> [The task]: The answer must consist of every line from the entries that holds the word "selected".

──────── Provided material ────────

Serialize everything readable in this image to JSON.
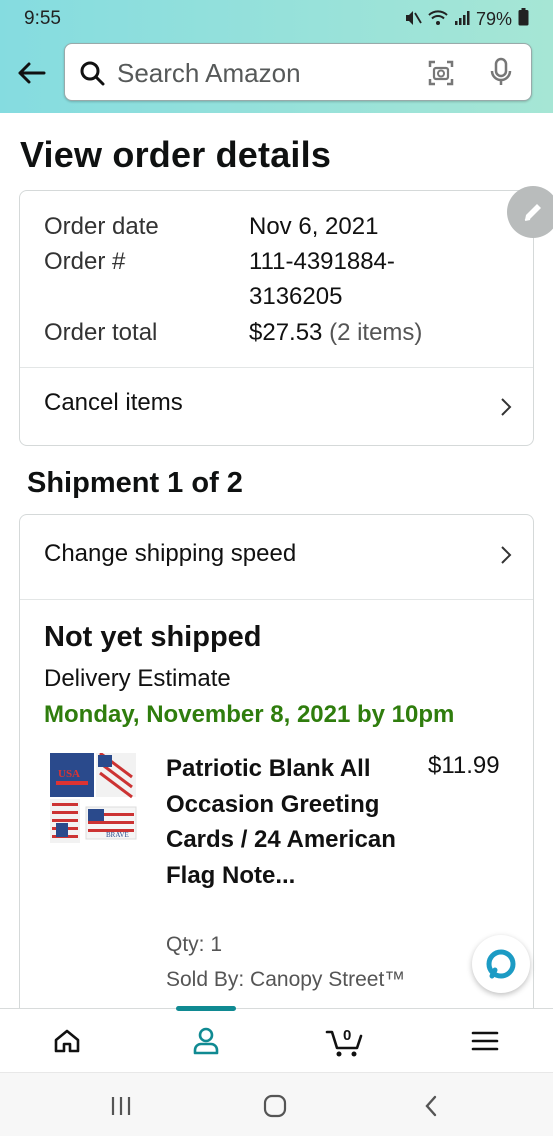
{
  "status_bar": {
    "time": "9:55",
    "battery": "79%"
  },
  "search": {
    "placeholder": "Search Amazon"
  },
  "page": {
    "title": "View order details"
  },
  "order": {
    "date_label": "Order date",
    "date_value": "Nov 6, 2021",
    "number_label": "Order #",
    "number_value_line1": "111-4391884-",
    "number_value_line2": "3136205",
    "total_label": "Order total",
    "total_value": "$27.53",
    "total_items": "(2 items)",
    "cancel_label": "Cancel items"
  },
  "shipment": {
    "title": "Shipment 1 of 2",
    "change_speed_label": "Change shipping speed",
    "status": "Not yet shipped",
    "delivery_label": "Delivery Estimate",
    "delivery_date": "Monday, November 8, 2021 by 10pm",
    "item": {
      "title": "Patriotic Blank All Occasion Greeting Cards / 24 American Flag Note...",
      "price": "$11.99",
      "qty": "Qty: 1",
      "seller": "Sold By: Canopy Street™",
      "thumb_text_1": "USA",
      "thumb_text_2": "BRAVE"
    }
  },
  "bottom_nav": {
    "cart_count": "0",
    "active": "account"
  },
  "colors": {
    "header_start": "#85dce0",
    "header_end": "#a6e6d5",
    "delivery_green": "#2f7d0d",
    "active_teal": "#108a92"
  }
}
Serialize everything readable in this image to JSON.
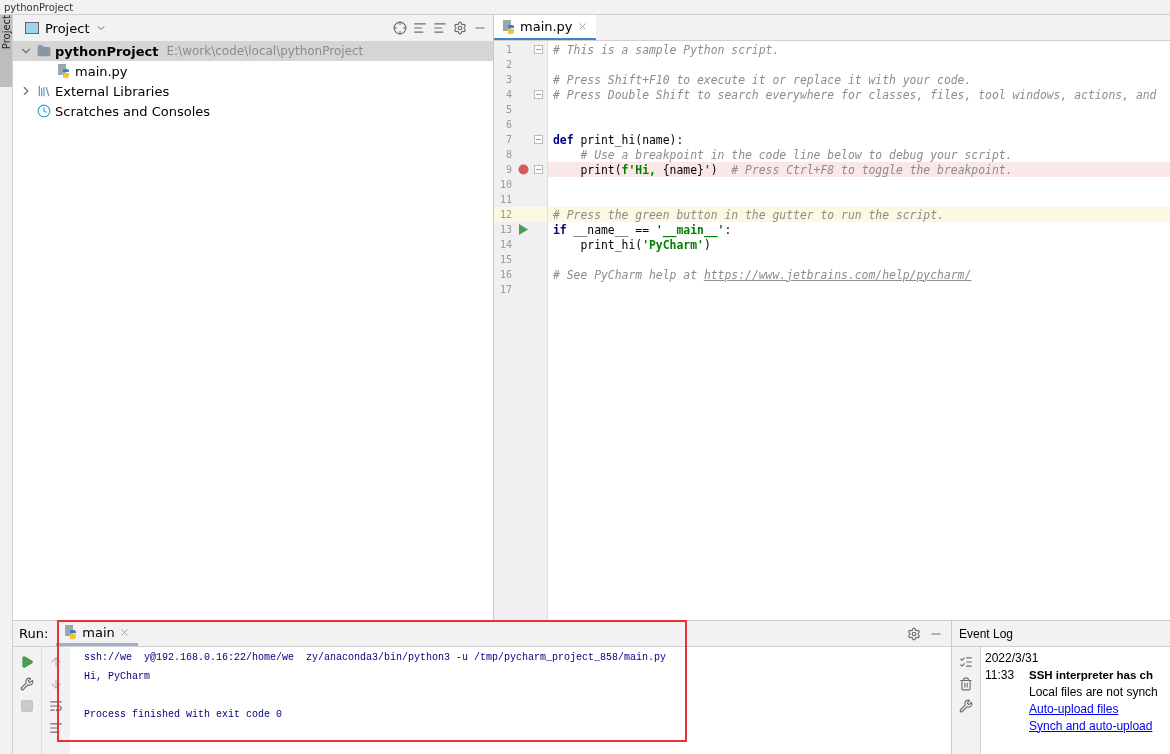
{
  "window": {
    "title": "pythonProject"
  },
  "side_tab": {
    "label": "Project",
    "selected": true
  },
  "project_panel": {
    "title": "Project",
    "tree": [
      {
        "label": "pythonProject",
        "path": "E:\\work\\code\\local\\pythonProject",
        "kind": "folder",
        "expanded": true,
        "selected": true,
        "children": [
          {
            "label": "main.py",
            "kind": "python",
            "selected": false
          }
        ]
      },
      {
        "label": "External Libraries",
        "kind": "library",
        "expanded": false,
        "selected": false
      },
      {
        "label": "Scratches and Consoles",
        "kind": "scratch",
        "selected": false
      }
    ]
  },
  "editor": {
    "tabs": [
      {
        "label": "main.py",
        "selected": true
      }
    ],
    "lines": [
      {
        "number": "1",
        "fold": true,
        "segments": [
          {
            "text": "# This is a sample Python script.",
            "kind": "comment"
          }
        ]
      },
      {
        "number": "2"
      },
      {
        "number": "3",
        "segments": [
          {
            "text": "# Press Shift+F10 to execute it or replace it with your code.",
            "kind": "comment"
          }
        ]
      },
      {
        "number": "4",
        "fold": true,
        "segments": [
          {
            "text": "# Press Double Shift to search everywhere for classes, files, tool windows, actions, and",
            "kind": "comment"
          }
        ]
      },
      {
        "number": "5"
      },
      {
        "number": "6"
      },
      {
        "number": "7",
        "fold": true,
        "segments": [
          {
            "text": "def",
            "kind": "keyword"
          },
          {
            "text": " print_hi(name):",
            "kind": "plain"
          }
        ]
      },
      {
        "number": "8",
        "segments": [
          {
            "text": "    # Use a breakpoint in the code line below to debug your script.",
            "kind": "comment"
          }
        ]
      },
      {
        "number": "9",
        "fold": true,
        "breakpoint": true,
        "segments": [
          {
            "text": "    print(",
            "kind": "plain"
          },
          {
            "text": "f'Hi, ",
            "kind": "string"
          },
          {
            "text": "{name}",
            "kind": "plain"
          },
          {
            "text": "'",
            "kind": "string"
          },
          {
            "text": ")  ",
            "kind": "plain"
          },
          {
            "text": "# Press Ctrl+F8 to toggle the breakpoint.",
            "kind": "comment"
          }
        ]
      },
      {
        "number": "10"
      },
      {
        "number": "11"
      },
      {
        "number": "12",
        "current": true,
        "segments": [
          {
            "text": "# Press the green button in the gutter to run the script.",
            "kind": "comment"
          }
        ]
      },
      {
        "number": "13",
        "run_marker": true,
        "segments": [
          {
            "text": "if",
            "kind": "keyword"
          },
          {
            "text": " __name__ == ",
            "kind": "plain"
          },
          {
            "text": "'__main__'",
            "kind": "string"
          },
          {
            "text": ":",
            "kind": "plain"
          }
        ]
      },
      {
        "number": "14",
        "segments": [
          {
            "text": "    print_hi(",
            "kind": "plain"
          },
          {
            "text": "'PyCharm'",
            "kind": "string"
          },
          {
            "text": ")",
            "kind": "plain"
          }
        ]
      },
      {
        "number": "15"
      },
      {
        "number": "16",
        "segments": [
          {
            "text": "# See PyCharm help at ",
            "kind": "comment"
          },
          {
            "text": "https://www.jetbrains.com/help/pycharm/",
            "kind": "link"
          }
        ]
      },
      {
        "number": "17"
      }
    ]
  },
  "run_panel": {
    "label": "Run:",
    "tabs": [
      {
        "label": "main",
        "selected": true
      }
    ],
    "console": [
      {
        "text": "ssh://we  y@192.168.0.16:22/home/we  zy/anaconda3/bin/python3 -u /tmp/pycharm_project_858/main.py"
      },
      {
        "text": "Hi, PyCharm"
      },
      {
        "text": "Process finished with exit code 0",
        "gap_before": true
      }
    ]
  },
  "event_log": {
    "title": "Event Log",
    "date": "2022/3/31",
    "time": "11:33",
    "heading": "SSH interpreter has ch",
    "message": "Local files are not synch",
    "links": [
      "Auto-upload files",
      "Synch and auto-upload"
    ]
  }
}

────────
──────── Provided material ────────

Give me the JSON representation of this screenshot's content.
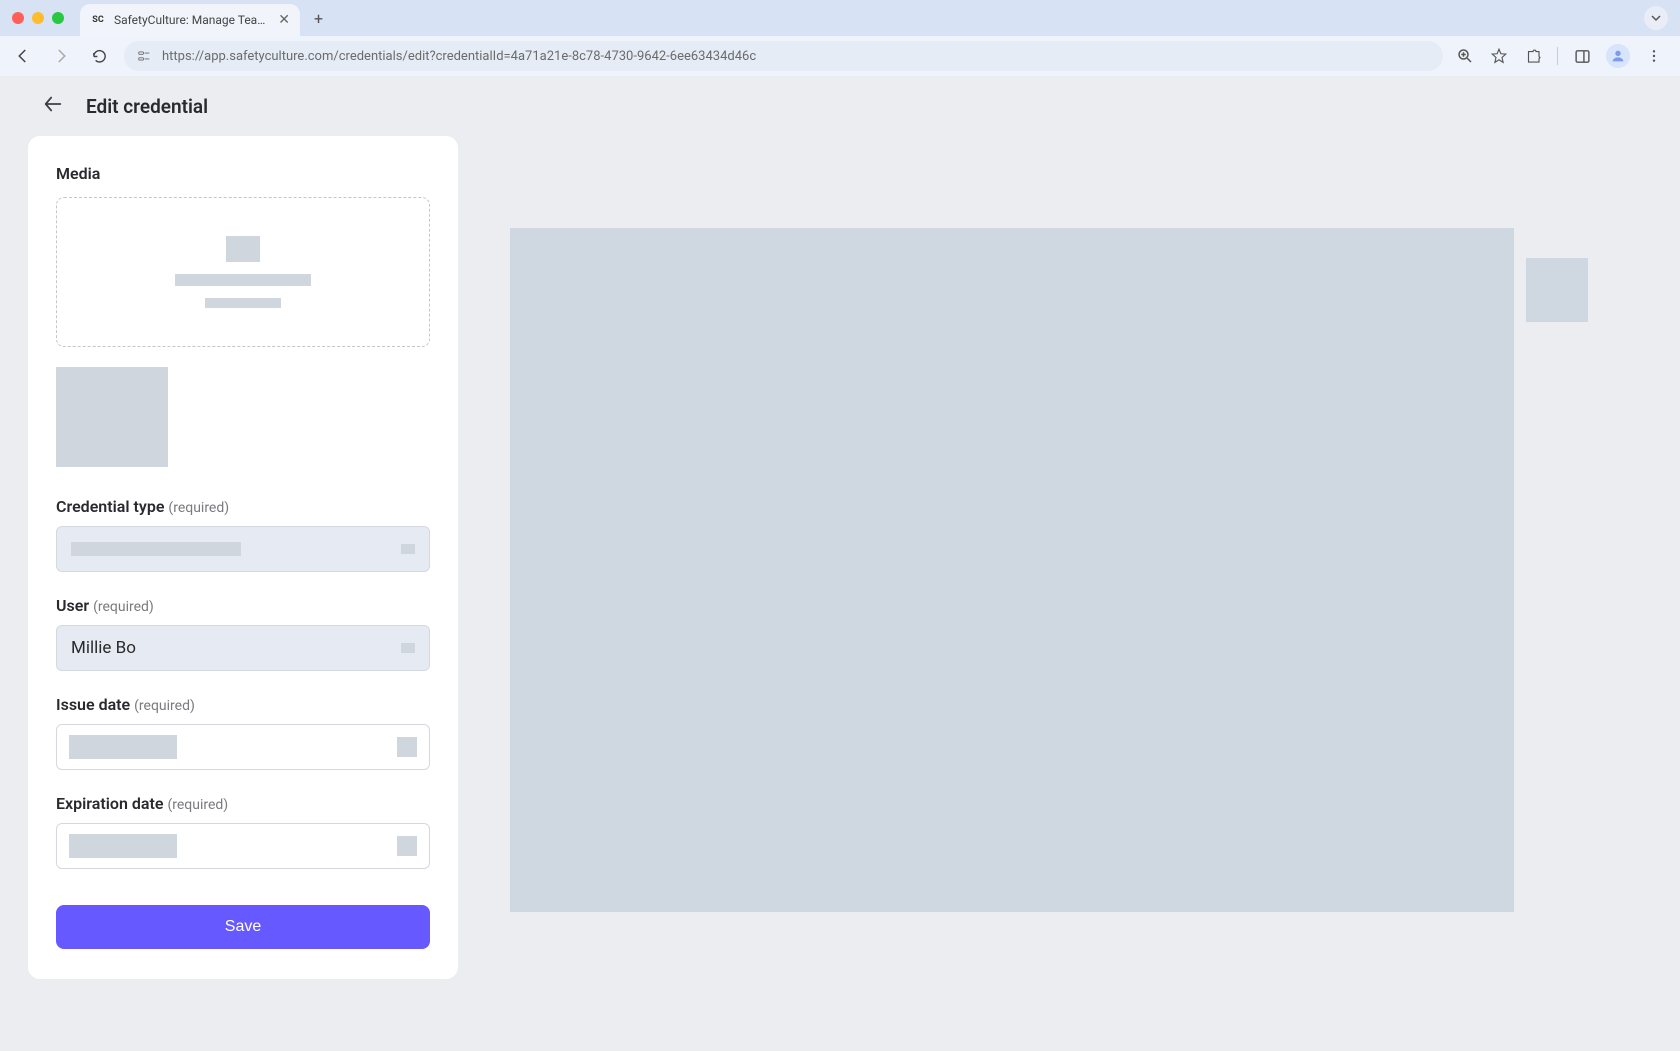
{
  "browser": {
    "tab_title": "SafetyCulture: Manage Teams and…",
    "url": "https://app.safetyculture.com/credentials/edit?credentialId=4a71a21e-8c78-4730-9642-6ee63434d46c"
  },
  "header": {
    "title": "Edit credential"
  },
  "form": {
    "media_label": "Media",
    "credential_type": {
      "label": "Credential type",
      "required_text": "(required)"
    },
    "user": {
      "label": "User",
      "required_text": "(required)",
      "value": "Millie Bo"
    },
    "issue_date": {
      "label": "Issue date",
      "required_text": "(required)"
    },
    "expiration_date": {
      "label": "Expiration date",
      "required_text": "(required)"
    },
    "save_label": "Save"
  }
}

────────

> [Exercise output]:
    "selected": true
        "selected": true,
            "selected": false
        "selected": false
        "selected": false
        "selected": true
        "selected": true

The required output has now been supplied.